**HOW TO COMPLETE THIS TASK:**
From the entries below, tally how many lines contain "label" and report only that figure.

**THE RECORDS:**
*-*-*
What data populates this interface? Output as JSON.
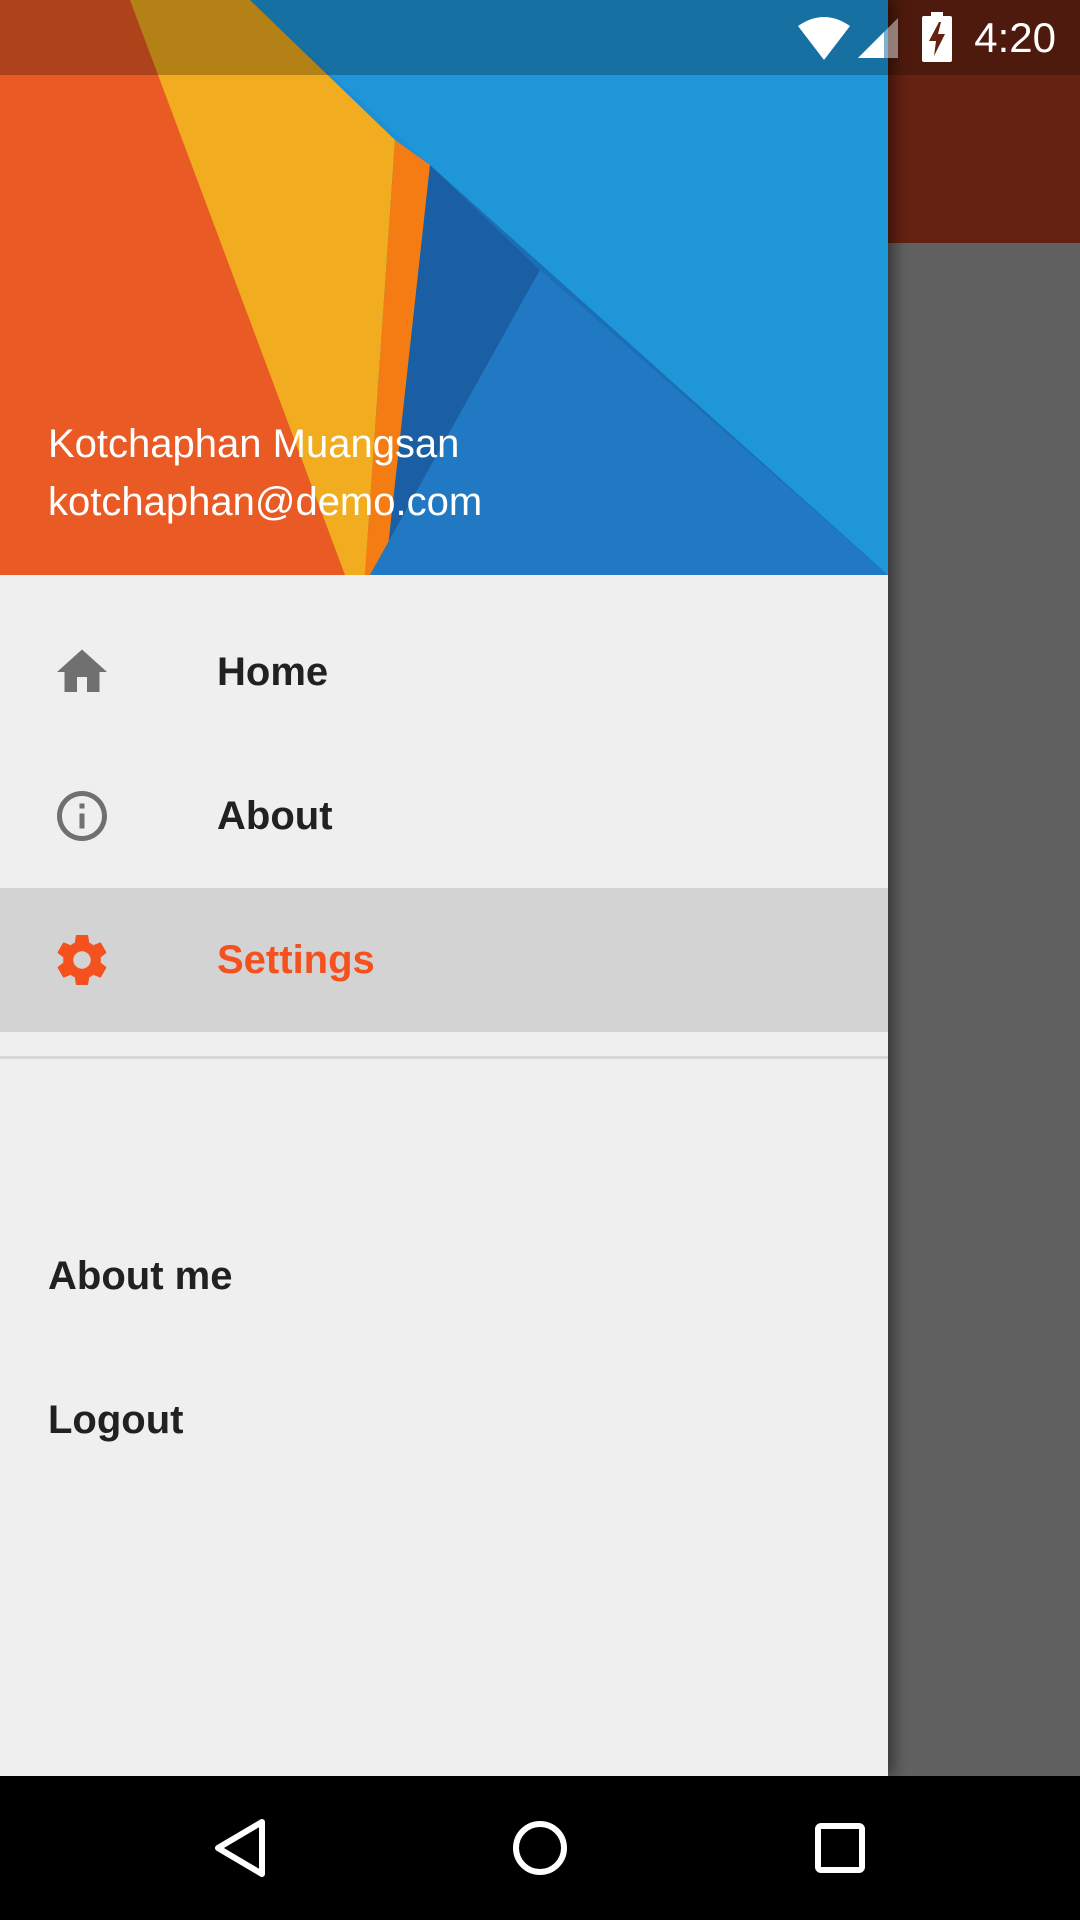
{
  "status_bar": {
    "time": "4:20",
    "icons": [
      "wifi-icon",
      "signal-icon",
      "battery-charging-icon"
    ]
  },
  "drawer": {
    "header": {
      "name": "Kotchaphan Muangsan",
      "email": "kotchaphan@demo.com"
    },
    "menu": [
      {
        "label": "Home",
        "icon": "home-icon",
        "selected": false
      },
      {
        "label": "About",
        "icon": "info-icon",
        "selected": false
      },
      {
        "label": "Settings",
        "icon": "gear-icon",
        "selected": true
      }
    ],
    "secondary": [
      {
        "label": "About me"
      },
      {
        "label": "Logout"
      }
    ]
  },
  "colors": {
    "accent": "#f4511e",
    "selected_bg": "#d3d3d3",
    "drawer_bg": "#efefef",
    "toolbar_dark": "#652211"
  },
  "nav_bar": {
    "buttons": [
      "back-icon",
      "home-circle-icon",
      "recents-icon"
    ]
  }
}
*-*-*
**SOLUTION TO THE PROBLEM:**
5